At the top of a three-story studio on Paifang Street－a popular tourist spot that has a host of well-preserved ancient structures in Chaozhou, Guangdong province－10 women focus on their embroidery work, each of them at work looking like a demure portrait with their fingers deftly moving in silence.
"Embroidery is a slow art," said Kang Huifang, founder of the studio, who is a national-level inheritor of Chaozhou Embroidery, a national intangible cultural heritage item.
A slower pace and burying oneself in such traditional craftsmanship can be a challenge for many amid the hustle and bustle of urban life. But Kang has devoted herself to Chaozhou Embroidery for more than half a century.
Born in 1948, Kang began to learn embroidery at home at the age of 15 to help support her family. She was quick to learn and showed talent.
"Since I had decided to earn a living from embroidery, I was determined to learn from the best in the trade," she said.
Chaozhou has a long tradition of the craft. It was bustling with embroidery businesses during the Ming (1368-1644) and Qing (1644-1911) dynasties, according to historical records.
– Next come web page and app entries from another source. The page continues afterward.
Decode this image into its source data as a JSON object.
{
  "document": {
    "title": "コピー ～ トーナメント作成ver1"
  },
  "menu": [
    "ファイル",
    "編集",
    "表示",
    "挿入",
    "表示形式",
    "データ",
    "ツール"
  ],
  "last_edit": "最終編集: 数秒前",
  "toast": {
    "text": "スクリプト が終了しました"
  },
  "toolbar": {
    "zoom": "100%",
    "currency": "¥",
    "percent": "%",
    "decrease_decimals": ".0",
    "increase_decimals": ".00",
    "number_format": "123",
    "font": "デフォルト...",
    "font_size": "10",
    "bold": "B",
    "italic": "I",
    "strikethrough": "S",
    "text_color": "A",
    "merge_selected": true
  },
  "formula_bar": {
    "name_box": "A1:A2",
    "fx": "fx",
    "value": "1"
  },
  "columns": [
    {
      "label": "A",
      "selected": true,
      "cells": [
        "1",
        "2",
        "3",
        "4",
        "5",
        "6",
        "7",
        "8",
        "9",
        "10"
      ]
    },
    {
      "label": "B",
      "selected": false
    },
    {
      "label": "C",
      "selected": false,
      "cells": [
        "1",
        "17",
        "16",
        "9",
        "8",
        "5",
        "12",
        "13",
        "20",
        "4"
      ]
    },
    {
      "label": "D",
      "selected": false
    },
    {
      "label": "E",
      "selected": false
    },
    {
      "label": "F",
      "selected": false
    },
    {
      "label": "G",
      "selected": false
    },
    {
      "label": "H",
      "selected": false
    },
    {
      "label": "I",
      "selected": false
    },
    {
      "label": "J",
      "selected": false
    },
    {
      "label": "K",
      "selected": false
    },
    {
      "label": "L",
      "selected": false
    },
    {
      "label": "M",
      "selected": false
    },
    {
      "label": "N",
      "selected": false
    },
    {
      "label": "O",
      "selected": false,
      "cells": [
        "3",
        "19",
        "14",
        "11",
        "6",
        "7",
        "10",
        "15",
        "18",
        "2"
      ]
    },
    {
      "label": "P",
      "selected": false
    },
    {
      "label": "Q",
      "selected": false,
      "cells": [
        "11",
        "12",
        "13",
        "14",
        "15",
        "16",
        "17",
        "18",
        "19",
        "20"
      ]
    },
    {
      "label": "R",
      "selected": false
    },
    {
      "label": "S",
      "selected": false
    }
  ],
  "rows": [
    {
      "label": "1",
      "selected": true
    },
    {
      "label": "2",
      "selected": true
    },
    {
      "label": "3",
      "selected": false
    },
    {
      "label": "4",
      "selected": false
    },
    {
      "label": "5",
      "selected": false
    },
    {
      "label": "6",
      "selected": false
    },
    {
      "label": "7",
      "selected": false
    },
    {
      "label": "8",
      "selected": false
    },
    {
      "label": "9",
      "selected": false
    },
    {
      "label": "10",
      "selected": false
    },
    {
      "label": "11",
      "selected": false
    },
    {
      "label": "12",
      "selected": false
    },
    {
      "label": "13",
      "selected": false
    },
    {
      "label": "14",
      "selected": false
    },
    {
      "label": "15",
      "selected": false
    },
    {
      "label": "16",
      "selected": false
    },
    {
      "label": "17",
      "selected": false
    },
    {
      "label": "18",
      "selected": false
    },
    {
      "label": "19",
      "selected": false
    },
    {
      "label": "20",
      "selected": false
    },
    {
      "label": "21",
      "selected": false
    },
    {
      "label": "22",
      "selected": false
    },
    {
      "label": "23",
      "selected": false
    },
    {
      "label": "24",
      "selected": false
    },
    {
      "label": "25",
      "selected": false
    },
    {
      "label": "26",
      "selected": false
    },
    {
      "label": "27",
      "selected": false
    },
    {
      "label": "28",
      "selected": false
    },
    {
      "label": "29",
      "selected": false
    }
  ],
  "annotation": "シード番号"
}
Throughout the 1960s and 1970s, almost every household in the city had family members involved in embroidery. Yet the expert knowledge of Chaozhou Embroidery is not common, regardless of the period.
An important feature of Chaozhou Embroidery is its padding techniques, which make the patterns look more vivid.
Kang's talent and persistence opened a door for her to approach experts.
When she was 18, she won the opportunity to work at a local embroidery business where she received training from experienced embroiderers. There she picked up the craft and stood out from her peers.
When she was 33, she was admitted to a Chaozhou embroidery research center where she gained further expertise from an inheritor of the craft. She recalled she was also taught painting, sketching and the fundamental principles of fine arts at that time.
Riding the wave of the country's reform and opening-up, Kang quit her job and founded her own studio in the 1990s. She soon shot to fame in the industry for her prowess and innovation. Some of her embroidery works have been given to foreign leaders as State gifts.
She has since developed new methods to create double-sided embroideries, giving the traditional craftsmanship a new lease on life.
In cooperation with the local fashion industry, she has integrated the cultural heritage into the design and making of wedding dresses and evening gowns. This has helped Chaozhou become a trendy manufacturing hub across the two segments.